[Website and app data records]
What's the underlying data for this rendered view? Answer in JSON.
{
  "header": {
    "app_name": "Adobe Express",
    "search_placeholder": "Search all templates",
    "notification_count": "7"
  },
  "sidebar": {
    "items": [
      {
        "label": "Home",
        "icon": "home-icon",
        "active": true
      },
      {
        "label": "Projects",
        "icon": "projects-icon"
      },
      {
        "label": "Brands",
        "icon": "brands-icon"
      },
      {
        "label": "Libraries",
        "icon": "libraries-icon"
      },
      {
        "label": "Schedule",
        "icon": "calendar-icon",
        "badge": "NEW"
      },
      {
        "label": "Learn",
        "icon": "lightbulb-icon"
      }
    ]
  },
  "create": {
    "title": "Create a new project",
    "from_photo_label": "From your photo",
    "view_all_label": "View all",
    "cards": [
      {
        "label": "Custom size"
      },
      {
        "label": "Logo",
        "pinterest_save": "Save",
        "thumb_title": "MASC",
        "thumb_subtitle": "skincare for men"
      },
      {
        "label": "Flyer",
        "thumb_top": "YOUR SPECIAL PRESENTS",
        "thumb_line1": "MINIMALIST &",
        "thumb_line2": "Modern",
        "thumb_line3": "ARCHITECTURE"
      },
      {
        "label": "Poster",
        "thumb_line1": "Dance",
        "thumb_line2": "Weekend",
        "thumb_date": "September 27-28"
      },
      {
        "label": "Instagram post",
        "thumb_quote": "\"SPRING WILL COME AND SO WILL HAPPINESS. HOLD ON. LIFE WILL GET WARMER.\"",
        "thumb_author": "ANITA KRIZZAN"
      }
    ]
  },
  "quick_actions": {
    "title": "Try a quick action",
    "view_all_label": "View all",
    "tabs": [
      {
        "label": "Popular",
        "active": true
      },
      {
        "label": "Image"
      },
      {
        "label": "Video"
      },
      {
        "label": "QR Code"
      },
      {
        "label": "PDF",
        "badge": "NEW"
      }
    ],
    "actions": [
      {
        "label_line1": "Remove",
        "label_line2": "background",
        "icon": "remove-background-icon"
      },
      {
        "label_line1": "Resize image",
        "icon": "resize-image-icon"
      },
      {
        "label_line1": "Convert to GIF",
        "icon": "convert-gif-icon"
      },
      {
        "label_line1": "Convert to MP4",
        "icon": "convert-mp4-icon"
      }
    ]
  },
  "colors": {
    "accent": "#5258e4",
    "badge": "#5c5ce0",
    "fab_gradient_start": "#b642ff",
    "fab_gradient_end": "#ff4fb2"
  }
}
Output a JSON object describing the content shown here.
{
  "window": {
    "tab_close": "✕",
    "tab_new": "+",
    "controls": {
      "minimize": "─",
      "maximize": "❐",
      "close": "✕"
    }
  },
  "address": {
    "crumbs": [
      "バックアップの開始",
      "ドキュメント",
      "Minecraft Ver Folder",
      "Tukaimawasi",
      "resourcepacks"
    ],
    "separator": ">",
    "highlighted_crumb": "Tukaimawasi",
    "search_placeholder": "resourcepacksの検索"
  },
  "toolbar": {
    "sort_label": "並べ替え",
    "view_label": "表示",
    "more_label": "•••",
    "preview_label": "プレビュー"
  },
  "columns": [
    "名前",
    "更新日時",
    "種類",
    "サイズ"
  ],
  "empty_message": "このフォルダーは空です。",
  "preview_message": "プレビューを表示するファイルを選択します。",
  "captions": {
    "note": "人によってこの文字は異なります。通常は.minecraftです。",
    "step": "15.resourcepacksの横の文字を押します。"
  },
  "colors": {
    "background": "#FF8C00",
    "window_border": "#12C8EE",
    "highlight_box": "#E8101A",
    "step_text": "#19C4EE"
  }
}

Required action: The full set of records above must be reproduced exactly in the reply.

Final answer:
What's the underlying data for this rendered view? Answer in JSON.
{
  "header": {
    "app_name": "Adobe Express",
    "search_placeholder": "Search all templates",
    "notification_count": "7"
  },
  "sidebar": {
    "items": [
      {
        "label": "Home",
        "icon": "home-icon",
        "active": true
      },
      {
        "label": "Projects",
        "icon": "projects-icon"
      },
      {
        "label": "Brands",
        "icon": "brands-icon"
      },
      {
        "label": "Libraries",
        "icon": "libraries-icon"
      },
      {
        "label": "Schedule",
        "icon": "calendar-icon",
        "badge": "NEW"
      },
      {
        "label": "Learn",
        "icon": "lightbulb-icon"
      }
    ]
  },
  "create": {
    "title": "Create a new project",
    "from_photo_label": "From your photo",
    "view_all_label": "View all",
    "cards": [
      {
        "label": "Custom size"
      },
      {
        "label": "Logo",
        "pinterest_save": "Save",
        "thumb_title": "MASC",
        "thumb_subtitle": "skincare for men"
      },
      {
        "label": "Flyer",
        "thumb_top": "YOUR SPECIAL PRESENTS",
        "thumb_line1": "MINIMALIST &",
        "thumb_line2": "Modern",
        "thumb_line3": "ARCHITECTURE"
      },
      {
        "label": "Poster",
        "thumb_line1": "Dance",
        "thumb_line2": "Weekend",
        "thumb_date": "September 27-28"
      },
      {
        "label": "Instagram post",
        "thumb_quote": "\"SPRING WILL COME AND SO WILL HAPPINESS. HOLD ON. LIFE WILL GET WARMER.\"",
        "thumb_author": "ANITA KRIZZAN"
      }
    ]
  },
  "quick_actions": {
    "title": "Try a quick action",
    "view_all_label": "View all",
    "tabs": [
      {
        "label": "Popular",
        "active": true
      },
      {
        "label": "Image"
      },
      {
        "label": "Video"
      },
      {
        "label": "QR Code"
      },
      {
        "label": "PDF",
        "badge": "NEW"
      }
    ],
    "actions": [
      {
        "label_line1": "Remove",
        "label_line2": "background",
        "icon": "remove-background-icon"
      },
      {
        "label_line1": "Resize image",
        "icon": "resize-image-icon"
      },
      {
        "label_line1": "Convert to GIF",
        "icon": "convert-gif-icon"
      },
      {
        "label_line1": "Convert to MP4",
        "icon": "convert-mp4-icon"
      }
    ]
  },
  "colors": {
    "accent": "#5258e4",
    "badge": "#5c5ce0",
    "fab_gradient_start": "#b642ff",
    "fab_gradient_end": "#ff4fb2"
  }
}
Output a JSON object describing the content shown here.
{
  "window": {
    "tab_close": "✕",
    "tab_new": "+",
    "controls": {
      "minimize": "─",
      "maximize": "❐",
      "close": "✕"
    }
  },
  "address": {
    "crumbs": [
      "バックアップの開始",
      "ドキュメント",
      "Minecraft Ver Folder",
      "Tukaimawasi",
      "resourcepacks"
    ],
    "separator": ">",
    "highlighted_crumb": "Tukaimawasi",
    "search_placeholder": "resourcepacksの検索"
  },
  "toolbar": {
    "sort_label": "並べ替え",
    "view_label": "表示",
    "more_label": "•••",
    "preview_label": "プレビュー"
  },
  "columns": [
    "名前",
    "更新日時",
    "種類",
    "サイズ"
  ],
  "empty_message": "このフォルダーは空です。",
  "preview_message": "プレビューを表示するファイルを選択します。",
  "captions": {
    "note": "人によってこの文字は異なります。通常は.minecraftです。",
    "step": "15.resourcepacksの横の文字を押します。"
  },
  "colors": {
    "background": "#FF8C00",
    "window_border": "#12C8EE",
    "highlight_box": "#E8101A",
    "step_text": "#19C4EE"
  }
}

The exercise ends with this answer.